_What you are asked to do:_
Examine the records and identify each line that includes the string "this". Copy those lines.

Start of Block

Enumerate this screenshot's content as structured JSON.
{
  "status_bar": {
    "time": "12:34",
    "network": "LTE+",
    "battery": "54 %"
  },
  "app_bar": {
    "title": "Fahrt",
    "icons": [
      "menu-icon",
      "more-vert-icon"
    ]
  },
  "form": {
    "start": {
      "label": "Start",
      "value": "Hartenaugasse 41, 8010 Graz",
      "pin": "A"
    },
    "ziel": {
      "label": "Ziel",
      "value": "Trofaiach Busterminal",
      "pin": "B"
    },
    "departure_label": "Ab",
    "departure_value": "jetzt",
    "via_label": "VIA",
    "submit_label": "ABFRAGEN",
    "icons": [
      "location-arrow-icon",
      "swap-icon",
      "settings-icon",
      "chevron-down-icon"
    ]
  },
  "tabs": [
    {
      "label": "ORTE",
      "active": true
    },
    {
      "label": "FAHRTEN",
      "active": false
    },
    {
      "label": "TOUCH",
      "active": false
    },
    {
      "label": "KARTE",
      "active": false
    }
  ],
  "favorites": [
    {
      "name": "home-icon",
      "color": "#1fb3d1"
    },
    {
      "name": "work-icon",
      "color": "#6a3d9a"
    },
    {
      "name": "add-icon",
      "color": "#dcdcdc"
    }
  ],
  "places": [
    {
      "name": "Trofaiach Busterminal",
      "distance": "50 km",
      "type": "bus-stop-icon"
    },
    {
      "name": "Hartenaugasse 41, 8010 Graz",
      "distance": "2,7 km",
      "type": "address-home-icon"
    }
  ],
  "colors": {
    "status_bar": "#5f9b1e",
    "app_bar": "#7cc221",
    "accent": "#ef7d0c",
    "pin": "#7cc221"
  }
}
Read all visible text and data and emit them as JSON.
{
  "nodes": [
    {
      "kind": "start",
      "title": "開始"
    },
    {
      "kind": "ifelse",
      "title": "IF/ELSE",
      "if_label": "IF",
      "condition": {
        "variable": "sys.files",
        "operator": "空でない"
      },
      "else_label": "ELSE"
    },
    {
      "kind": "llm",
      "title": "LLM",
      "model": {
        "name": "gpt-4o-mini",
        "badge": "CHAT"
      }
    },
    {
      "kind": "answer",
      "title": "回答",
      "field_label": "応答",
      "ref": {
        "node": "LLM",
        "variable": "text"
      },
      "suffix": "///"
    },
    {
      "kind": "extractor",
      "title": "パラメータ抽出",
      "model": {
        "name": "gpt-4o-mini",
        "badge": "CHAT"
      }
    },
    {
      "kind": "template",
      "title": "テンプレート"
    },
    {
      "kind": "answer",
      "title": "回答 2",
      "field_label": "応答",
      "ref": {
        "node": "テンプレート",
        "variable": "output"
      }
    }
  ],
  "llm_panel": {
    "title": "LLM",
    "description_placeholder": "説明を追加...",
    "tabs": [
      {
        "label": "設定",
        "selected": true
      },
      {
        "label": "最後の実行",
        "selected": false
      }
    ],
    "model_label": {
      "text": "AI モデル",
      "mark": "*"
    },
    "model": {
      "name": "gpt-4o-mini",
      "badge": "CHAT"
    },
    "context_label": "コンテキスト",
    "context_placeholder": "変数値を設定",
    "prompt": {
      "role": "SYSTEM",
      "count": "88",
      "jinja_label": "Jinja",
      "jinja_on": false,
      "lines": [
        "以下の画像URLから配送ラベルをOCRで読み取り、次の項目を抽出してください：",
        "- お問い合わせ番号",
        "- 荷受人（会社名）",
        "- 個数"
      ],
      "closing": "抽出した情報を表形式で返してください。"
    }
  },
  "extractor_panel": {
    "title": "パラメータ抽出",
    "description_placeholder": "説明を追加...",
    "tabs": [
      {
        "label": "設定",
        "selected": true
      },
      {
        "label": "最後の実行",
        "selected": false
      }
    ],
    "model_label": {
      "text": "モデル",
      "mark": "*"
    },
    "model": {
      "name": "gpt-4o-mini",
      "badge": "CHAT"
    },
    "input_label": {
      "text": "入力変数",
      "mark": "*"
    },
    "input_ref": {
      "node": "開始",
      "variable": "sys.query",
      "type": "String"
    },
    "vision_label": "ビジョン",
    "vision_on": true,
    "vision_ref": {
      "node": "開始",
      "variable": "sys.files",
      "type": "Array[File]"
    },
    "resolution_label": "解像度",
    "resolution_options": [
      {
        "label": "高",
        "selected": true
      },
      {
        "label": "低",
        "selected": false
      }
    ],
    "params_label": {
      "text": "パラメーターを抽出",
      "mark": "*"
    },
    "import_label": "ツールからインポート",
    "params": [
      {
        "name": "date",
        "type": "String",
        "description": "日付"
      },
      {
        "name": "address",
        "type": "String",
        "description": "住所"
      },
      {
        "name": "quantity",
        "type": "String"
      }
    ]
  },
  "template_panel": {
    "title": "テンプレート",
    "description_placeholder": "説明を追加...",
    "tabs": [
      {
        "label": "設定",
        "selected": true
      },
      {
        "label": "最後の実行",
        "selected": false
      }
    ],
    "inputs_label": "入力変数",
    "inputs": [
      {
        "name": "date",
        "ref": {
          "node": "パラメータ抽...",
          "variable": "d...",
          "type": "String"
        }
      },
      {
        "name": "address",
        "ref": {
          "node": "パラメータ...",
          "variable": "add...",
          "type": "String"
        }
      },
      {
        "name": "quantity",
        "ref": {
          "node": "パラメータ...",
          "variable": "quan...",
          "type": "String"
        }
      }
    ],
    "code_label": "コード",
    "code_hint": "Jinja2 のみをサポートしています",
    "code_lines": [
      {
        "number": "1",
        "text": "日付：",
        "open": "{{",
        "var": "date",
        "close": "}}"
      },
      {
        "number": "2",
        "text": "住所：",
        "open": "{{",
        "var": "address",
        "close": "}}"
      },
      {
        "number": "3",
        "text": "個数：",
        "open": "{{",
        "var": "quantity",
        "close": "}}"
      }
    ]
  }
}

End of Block
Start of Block

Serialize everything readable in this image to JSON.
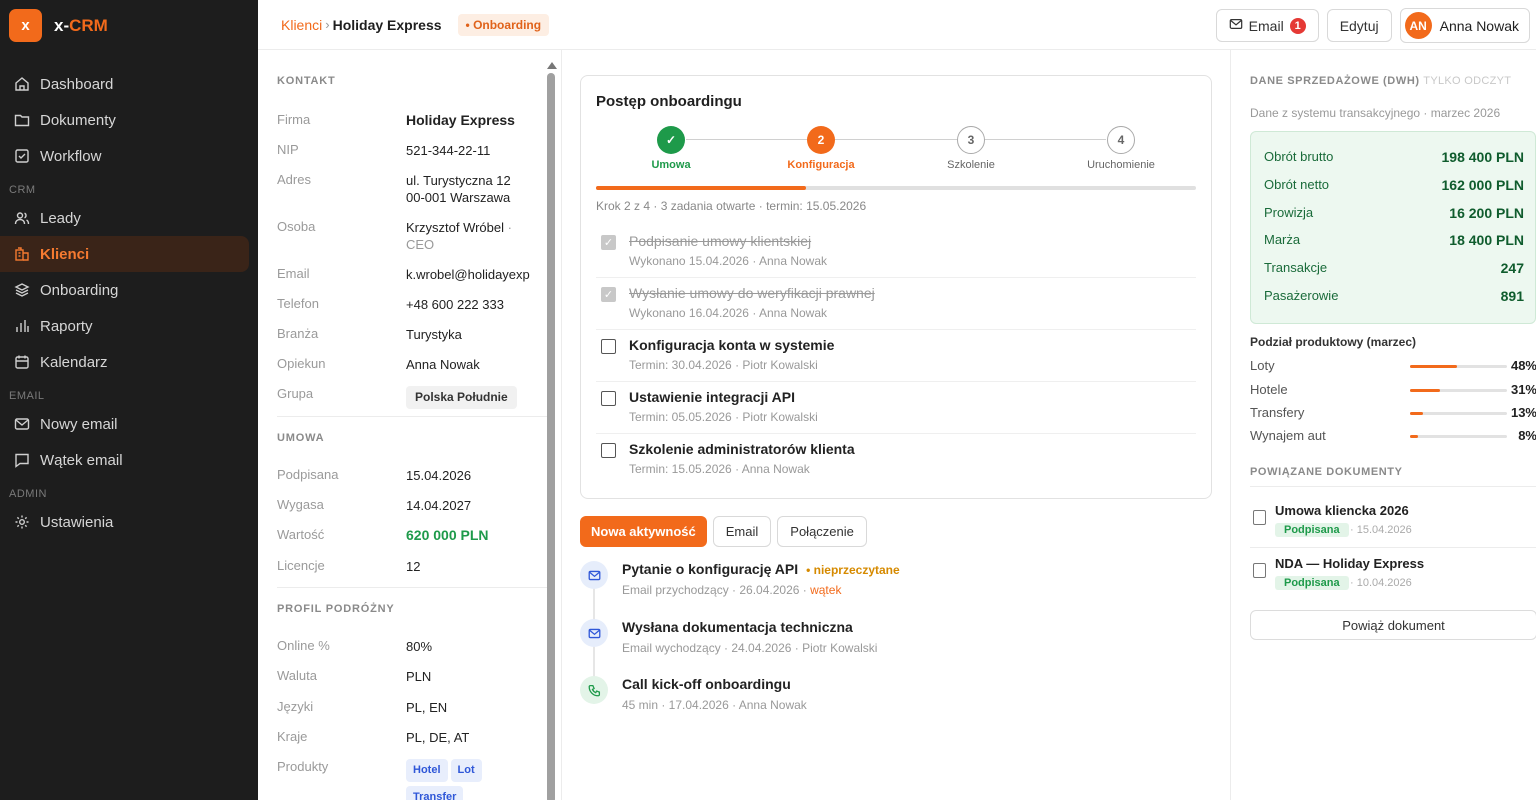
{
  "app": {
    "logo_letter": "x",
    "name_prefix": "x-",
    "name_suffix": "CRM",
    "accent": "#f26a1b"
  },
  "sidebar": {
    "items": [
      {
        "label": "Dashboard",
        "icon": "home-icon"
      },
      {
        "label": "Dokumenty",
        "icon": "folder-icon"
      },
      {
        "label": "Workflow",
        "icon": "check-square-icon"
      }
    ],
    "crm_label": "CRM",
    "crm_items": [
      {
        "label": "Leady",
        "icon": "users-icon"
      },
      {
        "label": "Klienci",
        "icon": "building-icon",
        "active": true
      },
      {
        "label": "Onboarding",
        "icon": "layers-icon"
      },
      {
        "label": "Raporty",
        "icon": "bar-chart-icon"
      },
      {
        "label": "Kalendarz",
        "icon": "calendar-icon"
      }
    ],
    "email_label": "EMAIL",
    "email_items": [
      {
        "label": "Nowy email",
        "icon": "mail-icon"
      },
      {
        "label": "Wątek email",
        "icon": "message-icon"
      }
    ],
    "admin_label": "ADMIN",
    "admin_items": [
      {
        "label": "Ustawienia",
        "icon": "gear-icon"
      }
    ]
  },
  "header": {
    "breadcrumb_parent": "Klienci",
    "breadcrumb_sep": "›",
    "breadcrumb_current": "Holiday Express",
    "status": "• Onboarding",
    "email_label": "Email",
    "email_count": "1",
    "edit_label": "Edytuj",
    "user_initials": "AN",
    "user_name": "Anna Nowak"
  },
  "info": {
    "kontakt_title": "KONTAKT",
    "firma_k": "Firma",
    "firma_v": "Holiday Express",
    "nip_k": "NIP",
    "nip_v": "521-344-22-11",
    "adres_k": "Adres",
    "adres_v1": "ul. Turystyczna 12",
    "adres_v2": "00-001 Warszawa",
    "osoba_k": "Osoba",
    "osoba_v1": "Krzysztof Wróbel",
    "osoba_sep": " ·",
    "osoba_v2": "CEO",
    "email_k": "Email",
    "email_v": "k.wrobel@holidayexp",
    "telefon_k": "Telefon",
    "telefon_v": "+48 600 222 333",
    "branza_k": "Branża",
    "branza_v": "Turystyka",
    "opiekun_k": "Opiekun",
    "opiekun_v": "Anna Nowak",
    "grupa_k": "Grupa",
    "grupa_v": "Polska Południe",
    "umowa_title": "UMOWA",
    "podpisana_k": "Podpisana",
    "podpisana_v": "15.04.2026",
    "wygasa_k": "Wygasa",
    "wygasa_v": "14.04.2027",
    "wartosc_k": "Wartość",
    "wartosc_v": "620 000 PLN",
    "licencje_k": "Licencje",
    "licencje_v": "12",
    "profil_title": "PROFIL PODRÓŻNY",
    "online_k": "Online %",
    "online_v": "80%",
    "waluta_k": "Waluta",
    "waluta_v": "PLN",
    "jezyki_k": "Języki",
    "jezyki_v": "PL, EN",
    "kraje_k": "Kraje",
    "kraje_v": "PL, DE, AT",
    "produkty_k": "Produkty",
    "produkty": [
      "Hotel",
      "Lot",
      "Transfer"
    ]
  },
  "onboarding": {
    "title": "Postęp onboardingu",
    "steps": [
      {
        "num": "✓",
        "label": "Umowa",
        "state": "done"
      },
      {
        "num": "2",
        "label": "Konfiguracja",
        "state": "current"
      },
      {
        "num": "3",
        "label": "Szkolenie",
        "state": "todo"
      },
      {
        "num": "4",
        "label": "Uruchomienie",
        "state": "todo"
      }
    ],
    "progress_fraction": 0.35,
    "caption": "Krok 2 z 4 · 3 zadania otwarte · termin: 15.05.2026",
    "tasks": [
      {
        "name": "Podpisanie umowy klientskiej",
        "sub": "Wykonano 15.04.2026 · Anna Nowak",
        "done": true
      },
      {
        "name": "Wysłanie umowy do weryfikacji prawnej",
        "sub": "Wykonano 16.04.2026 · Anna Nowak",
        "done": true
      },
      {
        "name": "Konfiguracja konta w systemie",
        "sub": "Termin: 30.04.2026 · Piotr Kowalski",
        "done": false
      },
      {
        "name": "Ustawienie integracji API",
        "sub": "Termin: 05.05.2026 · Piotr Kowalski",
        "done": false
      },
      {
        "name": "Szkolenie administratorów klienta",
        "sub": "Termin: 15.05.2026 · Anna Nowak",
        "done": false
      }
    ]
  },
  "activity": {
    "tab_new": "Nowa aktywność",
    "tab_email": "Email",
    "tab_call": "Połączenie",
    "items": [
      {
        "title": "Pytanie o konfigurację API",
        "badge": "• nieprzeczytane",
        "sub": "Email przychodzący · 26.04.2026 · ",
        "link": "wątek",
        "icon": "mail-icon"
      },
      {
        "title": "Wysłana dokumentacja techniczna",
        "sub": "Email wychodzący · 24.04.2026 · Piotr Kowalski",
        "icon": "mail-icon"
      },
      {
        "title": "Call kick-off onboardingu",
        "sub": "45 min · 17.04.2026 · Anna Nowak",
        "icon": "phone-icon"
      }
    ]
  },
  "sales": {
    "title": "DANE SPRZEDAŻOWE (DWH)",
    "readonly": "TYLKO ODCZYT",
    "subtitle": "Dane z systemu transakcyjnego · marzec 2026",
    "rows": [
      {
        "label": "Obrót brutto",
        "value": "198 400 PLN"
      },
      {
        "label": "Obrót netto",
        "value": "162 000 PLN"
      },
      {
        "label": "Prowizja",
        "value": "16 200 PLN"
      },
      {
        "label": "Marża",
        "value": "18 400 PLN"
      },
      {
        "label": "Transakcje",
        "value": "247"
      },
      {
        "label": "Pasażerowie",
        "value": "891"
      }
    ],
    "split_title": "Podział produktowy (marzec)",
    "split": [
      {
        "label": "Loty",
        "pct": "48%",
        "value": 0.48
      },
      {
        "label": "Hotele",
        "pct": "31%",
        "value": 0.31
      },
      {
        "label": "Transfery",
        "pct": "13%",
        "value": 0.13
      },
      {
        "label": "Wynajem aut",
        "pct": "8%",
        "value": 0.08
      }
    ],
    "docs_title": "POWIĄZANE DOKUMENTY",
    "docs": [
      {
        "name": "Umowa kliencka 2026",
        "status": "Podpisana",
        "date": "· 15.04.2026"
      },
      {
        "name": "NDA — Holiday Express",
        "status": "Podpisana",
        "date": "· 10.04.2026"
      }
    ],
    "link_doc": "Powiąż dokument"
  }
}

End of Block

_Solution to the exercise:_
Enumerate this screenshot's content as structured JSON.
Serialize everything readable in this image to JSON.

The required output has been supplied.